    But the betrayal of the children whom priests victimized consists not just of the actions of those priests themselves, but also of the church hierarchy, which concealed those priests' crimes from law enforcement authorities, and reassigned those priests to other unsuspecting congregations. The news media need to investigate the extent to which Ratzinger, before he became Pope Benedict XVI, was involved in the enforcement of the Vatican's policy of protecting and enabling serial sexual predators.

    April 18, 2008 at 2:13 pm |
  17. Steve

    The apology from the Pope is fine and good, but what about justice? What about the bishops who were complicit in the abuse, knew it was going on, and did nothing? Or worse, those bishops, mainly Mahoney in Los Angeles and O'Brien in Phoenix, who simply transferred the pedophiles to other parishes where they continued to abuse? Why aren't they in jail? That is what I would have asked the Pope. Until that happens, justice will not be done. Why can't we prosecute those who were accomplices?

    April 18, 2008 at 1:44 pm |
  18. Shannon

    Watching the interview with the three Boston Catholic sexual abuse victims last night was very touching. My father was sexually abused while in the seminary as a teenager. Because of that experience, we grew up with a very depressed, angry, alcoholic and abusive father who still seems like a lost child. On top of that, the parish priest where we grew up was also convicted of sexual molestation of many altar boys and teenage boys at our parish. One of my brothers was an altar boy during that time. Fortunately, nothing happened to him but the priest molested several of his friends. This priest often went after young boys who came from divorced families who didn't have a father figure to protect them. Archbishop Rembert Weakland of Milwaukee knew of these problems but did nothing as he himself was an active homosexual at the time. Weakland just reassigned this priest. Our good priest at our parish even left the priesthood because he couldn't deal with the scandal. My brother has left the church and is also a confused and cynical person because of this scandal. I am so happy that the Holy Father met with these victims because the sexual abuse scandal has caused so much damage and has affected so many families. Fortunately, my other siblings and I have held onto our Catholic faith. We hope that this public apology will help bring many hurt and scandalized Catholics like our brother back to the Catholic Church.

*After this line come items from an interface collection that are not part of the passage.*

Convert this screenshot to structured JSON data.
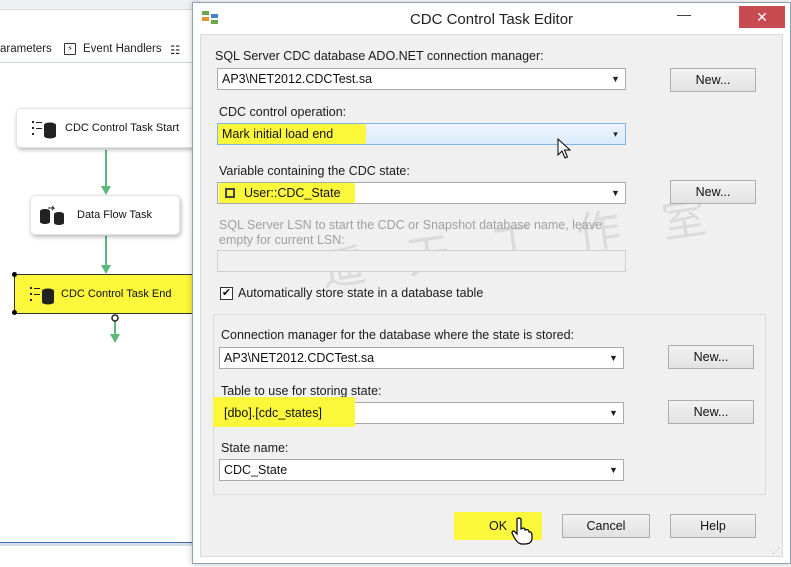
{
  "designer": {
    "tabs": {
      "parameters": "arameters",
      "event_handlers": "Event Handlers"
    },
    "tasks": {
      "start": "CDC Control Task Start",
      "data_flow": "Data Flow Task",
      "end": "CDC Control Task End"
    }
  },
  "dialog": {
    "title": "CDC Control Task Editor",
    "min_glyph": "—",
    "close_glyph": "✕",
    "connection_manager": {
      "label": "SQL Server CDC database ADO.NET connection manager:",
      "value": "AP3\\NET2012.CDCTest.sa",
      "new_label": "New..."
    },
    "operation": {
      "label": "CDC control operation:",
      "value": "Mark initial load end"
    },
    "state_variable": {
      "label": "Variable containing the CDC state:",
      "value": "User::CDC_State",
      "new_label": "New..."
    },
    "lsn": {
      "label_line1": "SQL Server LSN to start the CDC or Snapshot database name, leave",
      "label_line2": "empty for current LSN:",
      "value": ""
    },
    "auto_store": {
      "label": "Automatically store state in a database table",
      "checked": true,
      "check_glyph": "✔"
    },
    "state_connection": {
      "label": "Connection manager for the database where the state is stored:",
      "value": "AP3\\NET2012.CDCTest.sa",
      "new_label": "New..."
    },
    "state_table": {
      "label": "Table to use for storing state:",
      "value": "[dbo].[cdc_states]",
      "new_label": "New..."
    },
    "state_name": {
      "label": "State name:",
      "value": "CDC_State"
    },
    "buttons": {
      "ok": "OK",
      "cancel": "Cancel",
      "help": "Help"
    },
    "watermark": "遥 天 工 作 室"
  },
  "colors": {
    "highlight": "#fbf73a",
    "close": "#c74b50",
    "flow_arrow": "#5cb87a"
  },
  "icons": [
    "cdc-task-icon",
    "data-flow-icon",
    "event-handlers-icon",
    "editor-app-icon",
    "dropdown-arrow-icon",
    "mouse-pointer-icon",
    "hand-cursor-icon"
  ]
}
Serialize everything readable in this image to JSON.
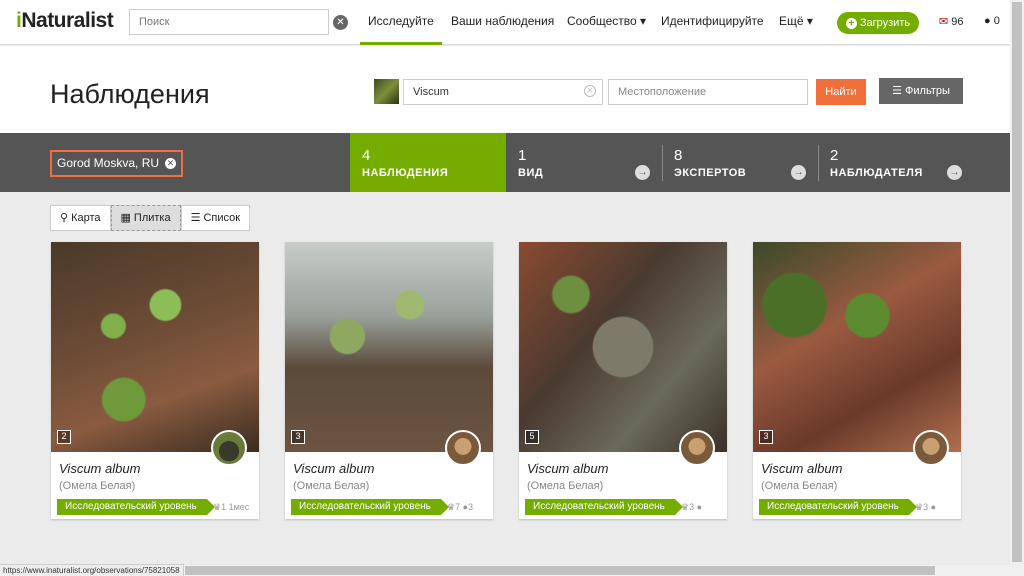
{
  "nav": {
    "logo_i": "i",
    "logo_rest": "Naturalist",
    "search_placeholder": "Поиск",
    "items": [
      "Исследуйте",
      "Ваши наблюдения",
      "Сообщество ▾",
      "Идентифицируйте",
      "Ещё ▾"
    ],
    "upload_label": "Загрузить",
    "messages_count": "96",
    "comments_count": "0"
  },
  "header": {
    "title": "Наблюдения",
    "taxon_value": "Viscum",
    "place_placeholder": "Местоположение",
    "go_label": "Найти",
    "filters_label": "Фильтры"
  },
  "stats": {
    "place_chip": "Gorod Moskva, RU",
    "items": [
      {
        "num": "4",
        "label": "НАБЛЮДЕНИЯ"
      },
      {
        "num": "1",
        "label": "ВИД"
      },
      {
        "num": "8",
        "label": "ЭКСПЕРТОВ"
      },
      {
        "num": "2",
        "label": "НАБЛЮДАТЕЛЯ"
      }
    ]
  },
  "views": {
    "map": "Карта",
    "grid": "Плитка",
    "list": "Список"
  },
  "cards": [
    {
      "count": "2",
      "sci": "Viscum album",
      "common": "(Омела Белая)",
      "grade": "Исследовательский уровень",
      "meta": "♛1 1мес"
    },
    {
      "count": "3",
      "sci": "Viscum album",
      "common": "(Омела Белая)",
      "grade": "Исследовательский уровень",
      "meta": "♛7 ●3"
    },
    {
      "count": "5",
      "sci": "Viscum album",
      "common": "(Омела Белая)",
      "grade": "Исследовательский уровень",
      "meta": "♛3 ●"
    },
    {
      "count": "3",
      "sci": "Viscum album",
      "common": "(Омела Белая)",
      "grade": "Исследовательский уровень",
      "meta": "♛3 ●"
    }
  ],
  "status_url": "https://www.inaturalist.org/observations/75821058",
  "colors": {
    "accent": "#74ac00",
    "orange": "#f16f3a",
    "bar": "#555555"
  }
}
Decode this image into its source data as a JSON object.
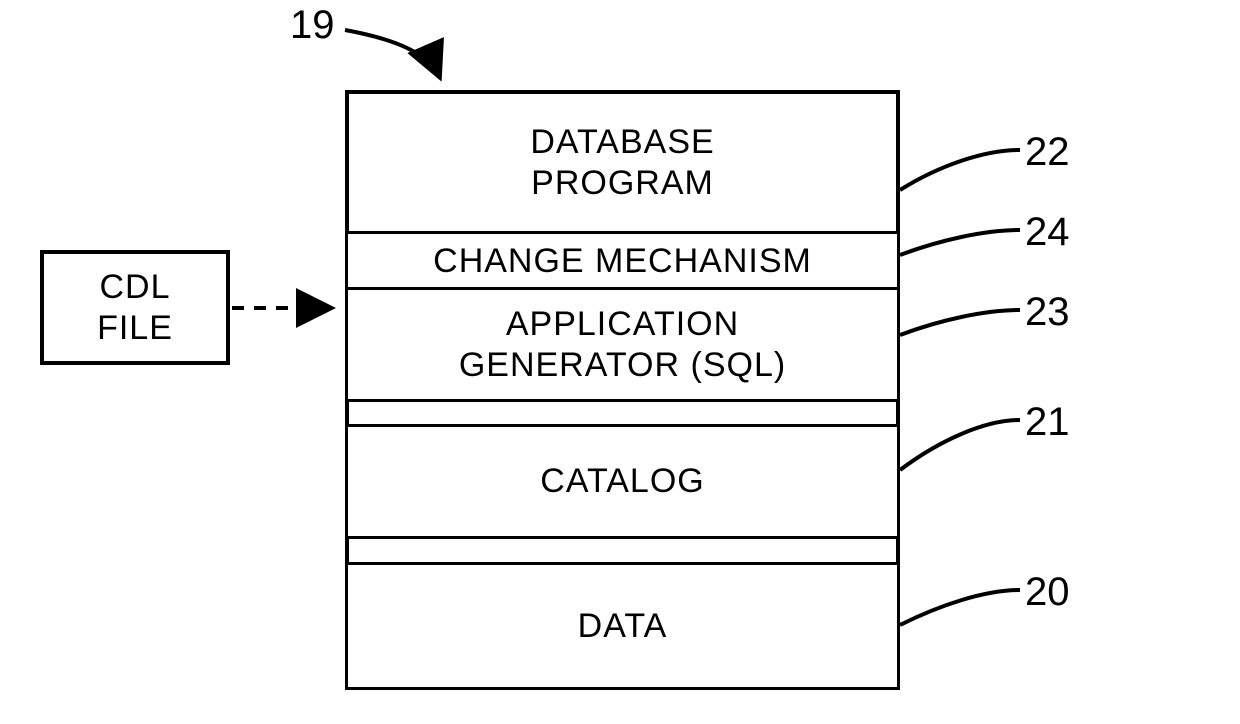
{
  "cdl_file": {
    "line1": "CDL",
    "line2": "FILE"
  },
  "stack": {
    "rows": [
      {
        "line1": "DATABASE",
        "line2": "PROGRAM"
      },
      {
        "line1": "CHANGE MECHANISM"
      },
      {
        "line1": "APPLICATION",
        "line2": "GENERATOR (SQL)"
      },
      {
        "line1": "CATALOG"
      },
      {
        "line1": "DATA"
      }
    ]
  },
  "refs": {
    "top": "19",
    "r0": "22",
    "r1": "24",
    "r2": "23",
    "r3": "21",
    "r4": "20"
  }
}
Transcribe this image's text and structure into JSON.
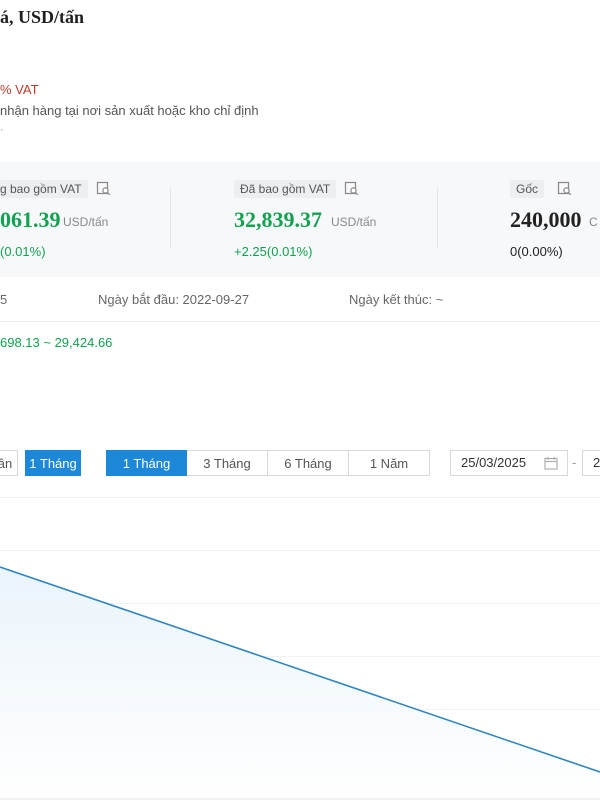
{
  "page": {
    "title": "á, USD/tấn",
    "vat_note": "% VAT",
    "delivery_note": "nhận hàng tại nơi sản xuất hoặc kho chỉ định",
    "small_mark": "·"
  },
  "stats": [
    {
      "tag": "g bao gồm VAT",
      "value": "061.39",
      "unit": "USD/tấn",
      "change": "(0.01%)",
      "trend": "up"
    },
    {
      "tag": "Đã bao gồm VAT",
      "value": "32,839.37",
      "unit": "USD/tấn",
      "change": "+2.25(0.01%)",
      "trend": "up"
    },
    {
      "tag": "Gốc",
      "value": "240,000",
      "unit": "C",
      "change": "0(0.00%)",
      "trend": "flat"
    }
  ],
  "dates": {
    "left_fragment": "5",
    "start": "Ngày bắt đầu: 2022-09-27",
    "end": "Ngày kết thúc: ~"
  },
  "price_range": "698.13 ~ 29,424.66",
  "controls": {
    "left_btn": "ần",
    "left_active": "1 Tháng",
    "periods": [
      "1 Tháng",
      "3 Tháng",
      "6 Tháng",
      "1 Năm"
    ],
    "active_period": 0,
    "date_from": "25/03/2025",
    "date_sep": "-",
    "date_to": "2"
  },
  "colors": {
    "accent": "#1e88d8",
    "up": "#12a150",
    "line": "#2f86c3"
  },
  "icons": {
    "tag": "search-doc-icon",
    "date": "calendar-icon"
  },
  "chart_data": {
    "type": "area",
    "series": [
      {
        "values": [
          1.0,
          0.0
        ]
      }
    ],
    "grid": true,
    "xlabel": "",
    "ylabel": ""
  }
}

    April 18, 2008 at 1:35 pm |
  19. Kathleen

    As a Catholic who has always been appalled by what I consider bad leadership from the Vatican, I am very impressed that this Pope sat down and talked to these victims, unlike his predecessor who I definitely believe should NOT be on the path to sainthood. Although I am concerned that he talked about shame in the context of pornography in America instead of the context where it belongs, the cowardly conspiracy of bishops to cover up the problem and transfer the pedophile priests to new parishes and new victims, I am nevertheless stunned by the goodness of Benedict sitting down and talking to these victims and saying he was sorry. This one thing, seemingly simple, but a great step for the Vatican, will go a long way toward beginning the process of forgiveness in this issue.

    April 18, 2008 at 1:20 pm |
  20. joe

    Ask Weurl (shown directly behind the Pope) about Jack Conner, convicted pedofile priest from Boston, who he moved to St. Alphonsus (grades 1-8) in Wexford, PA after he was convicted once.

    The devil will show these bastards what they've done. Only the catholics are dumb enough to "forgive." Give me a break.

    April 18, 2008 at 12:52 pm |
  21. Betty Ann

    I am so glad Pope Benedict is addressing this issue. This is a good start, Thank God!

    April 18, 2008 at 12:07 pm |